Reproduce the following material exactly, including every line.

══ Record set ══

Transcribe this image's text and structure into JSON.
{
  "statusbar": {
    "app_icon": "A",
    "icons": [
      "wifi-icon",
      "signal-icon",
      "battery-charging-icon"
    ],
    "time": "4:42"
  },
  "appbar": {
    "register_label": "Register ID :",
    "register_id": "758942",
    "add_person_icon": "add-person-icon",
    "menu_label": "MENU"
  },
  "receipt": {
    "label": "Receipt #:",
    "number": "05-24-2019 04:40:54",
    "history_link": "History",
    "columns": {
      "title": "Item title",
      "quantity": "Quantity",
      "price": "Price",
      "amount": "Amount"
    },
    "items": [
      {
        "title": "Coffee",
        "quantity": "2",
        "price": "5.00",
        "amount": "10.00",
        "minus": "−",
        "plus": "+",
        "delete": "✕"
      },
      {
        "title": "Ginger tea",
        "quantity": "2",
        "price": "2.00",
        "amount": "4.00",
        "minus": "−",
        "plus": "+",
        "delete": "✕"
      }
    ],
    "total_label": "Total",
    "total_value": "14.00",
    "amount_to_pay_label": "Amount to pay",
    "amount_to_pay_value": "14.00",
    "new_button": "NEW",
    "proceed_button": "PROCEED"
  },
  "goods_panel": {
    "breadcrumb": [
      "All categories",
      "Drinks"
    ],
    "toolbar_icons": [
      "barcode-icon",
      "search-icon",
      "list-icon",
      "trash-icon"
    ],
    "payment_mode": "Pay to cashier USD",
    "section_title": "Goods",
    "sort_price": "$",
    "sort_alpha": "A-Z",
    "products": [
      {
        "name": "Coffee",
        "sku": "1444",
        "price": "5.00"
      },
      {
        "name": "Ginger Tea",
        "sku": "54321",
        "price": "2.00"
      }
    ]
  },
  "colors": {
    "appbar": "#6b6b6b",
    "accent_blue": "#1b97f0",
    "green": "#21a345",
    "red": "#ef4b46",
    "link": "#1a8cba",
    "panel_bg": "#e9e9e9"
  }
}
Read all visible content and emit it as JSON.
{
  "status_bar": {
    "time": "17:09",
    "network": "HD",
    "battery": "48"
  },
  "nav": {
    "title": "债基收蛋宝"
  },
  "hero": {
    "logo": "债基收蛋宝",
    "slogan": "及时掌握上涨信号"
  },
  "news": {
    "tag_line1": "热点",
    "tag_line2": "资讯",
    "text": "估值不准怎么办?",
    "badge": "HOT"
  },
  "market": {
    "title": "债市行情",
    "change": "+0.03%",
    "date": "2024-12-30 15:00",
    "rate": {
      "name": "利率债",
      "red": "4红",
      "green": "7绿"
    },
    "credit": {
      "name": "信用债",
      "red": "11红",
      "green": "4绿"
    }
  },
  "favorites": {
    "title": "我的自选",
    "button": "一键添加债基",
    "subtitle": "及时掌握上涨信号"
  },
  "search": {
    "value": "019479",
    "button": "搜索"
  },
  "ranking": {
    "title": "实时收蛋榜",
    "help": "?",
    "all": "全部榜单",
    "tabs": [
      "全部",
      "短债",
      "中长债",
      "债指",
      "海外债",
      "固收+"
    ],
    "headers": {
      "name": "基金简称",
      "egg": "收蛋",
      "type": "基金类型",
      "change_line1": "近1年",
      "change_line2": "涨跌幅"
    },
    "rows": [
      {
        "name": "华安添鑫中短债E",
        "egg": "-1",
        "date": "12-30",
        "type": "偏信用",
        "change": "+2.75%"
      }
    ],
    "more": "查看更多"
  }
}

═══

### Written solution:
Transcribe this image's text and structure into JSON.
{
  "statusbar": {
    "app_icon": "A",
    "icons": [
      "wifi-icon",
      "signal-icon",
      "battery-charging-icon"
    ],
    "time": "4:42"
  },
  "appbar": {
    "register_label": "Register ID :",
    "register_id": "758942",
    "add_person_icon": "add-person-icon",
    "menu_label": "MENU"
  },
  "receipt": {
    "label": "Receipt #:",
    "number": "05-24-2019 04:40:54",
    "history_link": "History",
    "columns": {
      "title": "Item title",
      "quantity": "Quantity",
      "price": "Price",
      "amount": "Amount"
    },
    "items": [
      {
        "title": "Coffee",
        "quantity": "2",
        "price": "5.00",
        "amount": "10.00",
        "minus": "−",
        "plus": "+",
        "delete": "✕"
      },
      {
        "title": "Ginger tea",
        "quantity": "2",
        "price": "2.00",
        "amount": "4.00",
        "minus": "−",
        "plus": "+",
        "delete": "✕"
      }
    ],
    "total_label": "Total",
    "total_value": "14.00",
    "amount_to_pay_label": "Amount to pay",
    "amount_to_pay_value": "14.00",
    "new_button": "NEW",
    "proceed_button": "PROCEED"
  },
  "goods_panel": {
    "breadcrumb": [
      "All categories",
      "Drinks"
    ],
    "toolbar_icons": [
      "barcode-icon",
      "search-icon",
      "list-icon",
      "trash-icon"
    ],
    "payment_mode": "Pay to cashier USD",
    "section_title": "Goods",
    "sort_price": "$",
    "sort_alpha": "A-Z",
    "products": [
      {
        "name": "Coffee",
        "sku": "1444",
        "price": "5.00"
      },
      {
        "name": "Ginger Tea",
        "sku": "54321",
        "price": "2.00"
      }
    ]
  },
  "colors": {
    "appbar": "#6b6b6b",
    "accent_blue": "#1b97f0",
    "green": "#21a345",
    "red": "#ef4b46",
    "link": "#1a8cba",
    "panel_bg": "#e9e9e9"
  }
}
Read all visible content and emit it as JSON.
{
  "status_bar": {
    "time": "17:09",
    "network": "HD",
    "battery": "48"
  },
  "nav": {
    "title": "债基收蛋宝"
  },
  "hero": {
    "logo": "债基收蛋宝",
    "slogan": "及时掌握上涨信号"
  },
  "news": {
    "tag_line1": "热点",
    "tag_line2": "资讯",
    "text": "估值不准怎么办?",
    "badge": "HOT"
  },
  "market": {
    "title": "债市行情",
    "change": "+0.03%",
    "date": "2024-12-30 15:00",
    "rate": {
      "name": "利率债",
      "red": "4红",
      "green": "7绿"
    },
    "credit": {
      "name": "信用债",
      "red": "11红",
      "green": "4绿"
    }
  },
  "favorites": {
    "title": "我的自选",
    "button": "一键添加债基",
    "subtitle": "及时掌握上涨信号"
  },
  "search": {
    "value": "019479",
    "button": "搜索"
  },
  "ranking": {
    "title": "实时收蛋榜",
    "help": "?",
    "all": "全部榜单",
    "tabs": [
      "全部",
      "短债",
      "中长债",
      "债指",
      "海外债",
      "固收+"
    ],
    "headers": {
      "name": "基金简称",
      "egg": "收蛋",
      "type": "基金类型",
      "change_line1": "近1年",
      "change_line2": "涨跌幅"
    },
    "rows": [
      {
        "name": "华安添鑫中短债E",
        "egg": "-1",
        "date": "12-30",
        "type": "偏信用",
        "change": "+2.75%"
      }
    ],
    "more": "查看更多"
  }
}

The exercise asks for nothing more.